For a bike of this weight it seems to shrug it off and feel quite efficient wherever you are riding. The low gear ratios help here.
Was there any toe-clip overlap with the front wheel? If so was it a problem?
How would you describe the steering? Was it lively neutral or unresponsive? Neutral on all terrains.
Tell us some more about the handling. How did the bike feel overall? Did it do particular things well or badly?
It's a bike that gives no surprises.

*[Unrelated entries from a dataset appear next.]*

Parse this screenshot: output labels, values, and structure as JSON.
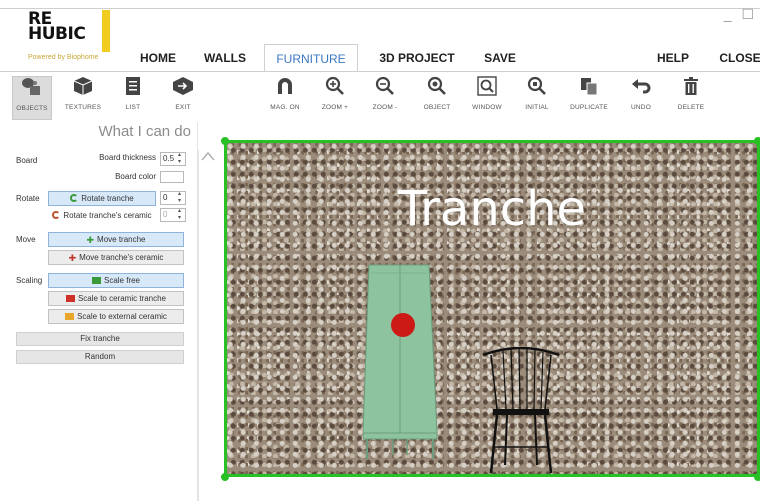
{
  "logo": {
    "text_line1": "RE",
    "text_line2": "HUBIC",
    "sub": "Powered by Biophome"
  },
  "window_controls": {
    "minimize": "_",
    "maximize": "☐"
  },
  "menu": [
    {
      "label": "HOME",
      "active": false
    },
    {
      "label": "WALLS",
      "active": false
    },
    {
      "label": "FURNITURE",
      "active": true
    },
    {
      "label": "3D PROJECT",
      "active": false
    },
    {
      "label": "SAVE",
      "active": false
    },
    {
      "label": "HELP",
      "active": false
    },
    {
      "label": "CLOSE",
      "active": false
    }
  ],
  "toolbar": [
    {
      "label": "OBJECTS",
      "icon": "objects-icon",
      "selected": true
    },
    {
      "label": "TEXTURES",
      "icon": "textures-icon"
    },
    {
      "label": "LIST",
      "icon": "list-icon"
    },
    {
      "label": "EXIT",
      "icon": "exit-icon"
    },
    {
      "label": "MAG. ON",
      "icon": "magnet-icon"
    },
    {
      "label": "ZOOM +",
      "icon": "zoom-in-icon"
    },
    {
      "label": "ZOOM -",
      "icon": "zoom-out-icon"
    },
    {
      "label": "OBJECT",
      "icon": "zoom-object-icon"
    },
    {
      "label": "WINDOW",
      "icon": "zoom-window-icon"
    },
    {
      "label": "INITIAL",
      "icon": "zoom-initial-icon"
    },
    {
      "label": "DUPLICATE",
      "icon": "duplicate-icon"
    },
    {
      "label": "UNDO",
      "icon": "undo-icon"
    },
    {
      "label": "DELETE",
      "icon": "trash-icon"
    }
  ],
  "panel": {
    "title": "What I can do",
    "board": {
      "label": "Board",
      "thickness_label": "Board thickness",
      "thickness_value": "0.5",
      "color_label": "Board color"
    },
    "rotate": {
      "label": "Rotate",
      "rotate_tranche": "Rotate tranche",
      "rotate_tranche_value": "0",
      "rotate_ceramic": "Rotate tranche's ceramic",
      "rotate_ceramic_value": "0"
    },
    "move": {
      "label": "Move",
      "move_tranche": "Move tranche",
      "move_ceramic": "Move tranche's ceramic"
    },
    "scaling": {
      "label": "Scaling",
      "scale_free": "Scale free",
      "scale_ceramic": "Scale to ceramic tranche",
      "scale_external": "Scale to external ceramic"
    },
    "fix_tranche": "Fix tranche",
    "random": "Random"
  },
  "canvas": {
    "title": "Tranche"
  },
  "colors": {
    "accent": "#3b78c2",
    "selection": "#27c025",
    "cabinet": "#8ec3a0",
    "marker": "#cc1a16",
    "logo_yellow": "#f2cc1c"
  }
}
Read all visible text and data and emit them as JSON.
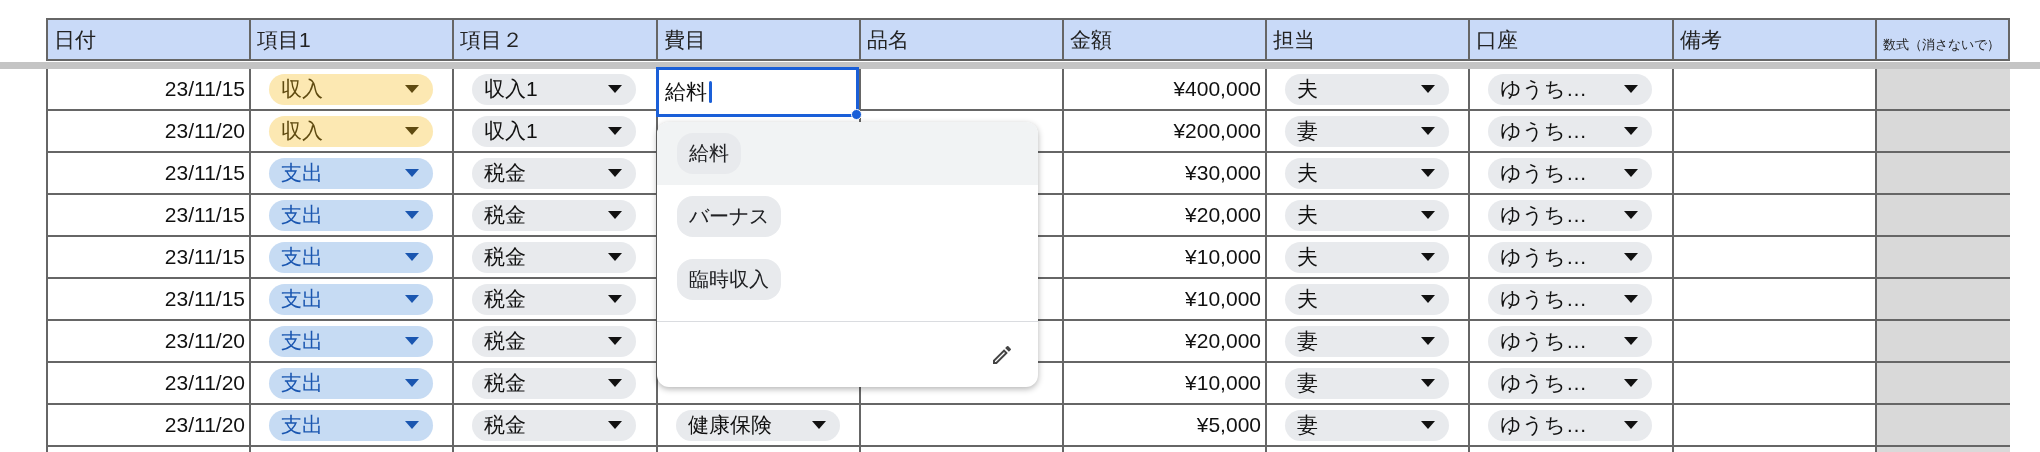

Feedback levels are great and when paired with handling that is so easy to live with, the Boardman is a fun bike to ride, never boring.
Which components had the most effect (good or bad) on the bike's comfort? would you recommend any changes?
The saddle offers a good balance of comfort and firmness, so no energy is wasted.
Which components had the most effect (good or bad) on the bike's stiffness? would you recommend any changes?
There's a bit of flex from the wheels when really hammering it, but for 99% of the time it's not an issue.
Which components had the most effect (good or bad) on the bike's efficiency? would you recommend any changes?
A good choice of gear ratios work on the road and the gravel.
Tell us some more about the drivetrain. Anything you particularly did or didn't like? Any components which didn't work well together?
The Shimano GRX components work brilliantly both when it comes to gear shifting and braking. Bringing other brands/ranges into the mix doesn't affect performance either.
Wheels and tyres
Tell us some more about the wheels.Did they work well in the conditions you encountered? Would you change the wheels? If so what for?
Decent enough wheels for the job in hand, but well worth an upgrade if you want to go lighter or go wider with your gravel tyres.
Tell us some more about the tyres. Did they work well in the conditions you encountered? Would you change the tyres? If so what for?
Good tyres if you ride on a mixture of surfaces, and the fact that they are tubeless ready is a bonus.
Tell us some more about the controls. Any particularly good or bad components? How would the controls work for larger or smaller riders?
Decent finishing kit for the price range, and it's good to see a flared, shallow bar included at this price.
Did you enjoy riding the bike? Yes
Would you consider buying the bike? Yes
Would you recommend the bike to a friend? Yes
How does the price compare to that of similar bikes in the market, including ones recently tested on road.cc?
It's well priced against the something like the Giant Revolt 2 and the Genesis CDA 30 when you look at things like finishing kit. It's closer to the Merlin Malt GX2 GRX, but that does get very slightly better finishing kit.
Use this box to explain your overall score
The Boardman obviously scores well on value when you consider the kit that you are getting. It doesn't use decent components to mask an underperforming frameset though, this is a very good bike both in terms of ride quality and bang for buck.
About the tester
I usually ride: This month's test bike My best bike is: B'Twin Ultra CF draped in the latest bling test components
I've been riding for: Over 20 years I ride: Every day I would class myself as: Expert
I regularly do the following types of riding: time trialling, commuting, club rides, sportives, fixed/singlespeed,
As part of the Tech Hub here at F-At Digital, our senior product reviewer Stu uses the knowledge gained from putting well over a 1,000 products through their paces (including hundreds of bikes) to write in-depth reviews of a huge range of kit. After first throwing his leg over a race bike back in 2000, Stu's ridden more than 160,000 miles on road, time-trial, track, and gravel bikes, and while he's put his racing days behind him he still likes to smash the pedals rather than take things easy. Although, as he spends a fair bit of his time reviewing ebikes these days he's becoming an expert in letting the motor take the strain. He's also waiting for 23mm race tyres to make a comeback!